**Try it**:
Where a record contains an image, leave the image out and print the rest exactly.

──────── Listed records ────────

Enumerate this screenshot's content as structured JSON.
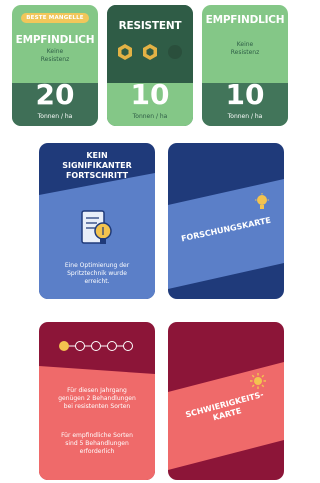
{
  "variety_cards": [
    {
      "badge": "BESTE MANGELLE",
      "title": "EMPFINDLICH",
      "subtitle": [
        "Keine",
        "Resistenz"
      ],
      "yield": "20",
      "unit": "Tonnen / ha"
    },
    {
      "title": "RESISTENT",
      "yield": "10",
      "unit": "Tonnen / ha"
    },
    {
      "title": "EMPFINDLICH",
      "subtitle": [
        "Keine",
        "Resistenz"
      ],
      "yield": "10",
      "unit": "Tonnen / ha"
    }
  ],
  "research_cards": [
    {
      "title": [
        "KEIN",
        "SIGNIFIKANTER",
        "FORTSCHRITT"
      ],
      "icon": "document-lightbulb-icon",
      "description": [
        "Eine Optimierung der",
        "Spritztechnik wurde",
        "erreicht."
      ]
    },
    {
      "label": "FORSCHUNGSKARTE",
      "icon": "lightbulb-icon"
    }
  ],
  "treatment_cards": [
    {
      "progress": {
        "total": 5,
        "filled": 1
      },
      "text_1": [
        "Für diesen Jahrgang",
        "genügen 2 Behandlungen",
        "bei resistenten Sorten"
      ],
      "text_2": [
        "Für empfindliche Sorten",
        "sind 5 Behandlungen",
        "erforderlich"
      ]
    },
    {
      "label": [
        "SCHWIERIGKEITS-",
        "KARTE"
      ],
      "icon": "sun-gear-icon"
    }
  ],
  "colors": {
    "green_light": "#84c787",
    "green_dark": "#3f6f57",
    "badge_yellow": "#f1c75a",
    "blue_dark": "#1f3a7a",
    "blue_light": "#5b7fc8",
    "red_dark": "#8c1538",
    "red_light": "#ef6a6a",
    "accent_yellow": "#f3c34f"
  }
}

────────

**Answer to the exercise**:
Enumerate this screenshot's content as structured JSON.
{
  "variety_cards": [
    {
      "badge": "BESTE MANGELLE",
      "title": "EMPFINDLICH",
      "subtitle": [
        "Keine",
        "Resistenz"
      ],
      "yield": "20",
      "unit": "Tonnen / ha"
    },
    {
      "title": "RESISTENT",
      "yield": "10",
      "unit": "Tonnen / ha"
    },
    {
      "title": "EMPFINDLICH",
      "subtitle": [
        "Keine",
        "Resistenz"
      ],
      "yield": "10",
      "unit": "Tonnen / ha"
    }
  ],
  "research_cards": [
    {
      "title": [
        "KEIN",
        "SIGNIFIKANTER",
        "FORTSCHRITT"
      ],
      "icon": "document-lightbulb-icon",
      "description": [
        "Eine Optimierung der",
        "Spritztechnik wurde",
        "erreicht."
      ]
    },
    {
      "label": "FORSCHUNGSKARTE",
      "icon": "lightbulb-icon"
    }
  ],
  "treatment_cards": [
    {
      "progress": {
        "total": 5,
        "filled": 1
      },
      "text_1": [
        "Für diesen Jahrgang",
        "genügen 2 Behandlungen",
        "bei resistenten Sorten"
      ],
      "text_2": [
        "Für empfindliche Sorten",
        "sind 5 Behandlungen",
        "erforderlich"
      ]
    },
    {
      "label": [
        "SCHWIERIGKEITS-",
        "KARTE"
      ],
      "icon": "sun-gear-icon"
    }
  ],
  "colors": {
    "green_light": "#84c787",
    "green_dark": "#3f6f57",
    "badge_yellow": "#f1c75a",
    "blue_dark": "#1f3a7a",
    "blue_light": "#5b7fc8",
    "red_dark": "#8c1538",
    "red_light": "#ef6a6a",
    "accent_yellow": "#f3c34f"
  }
}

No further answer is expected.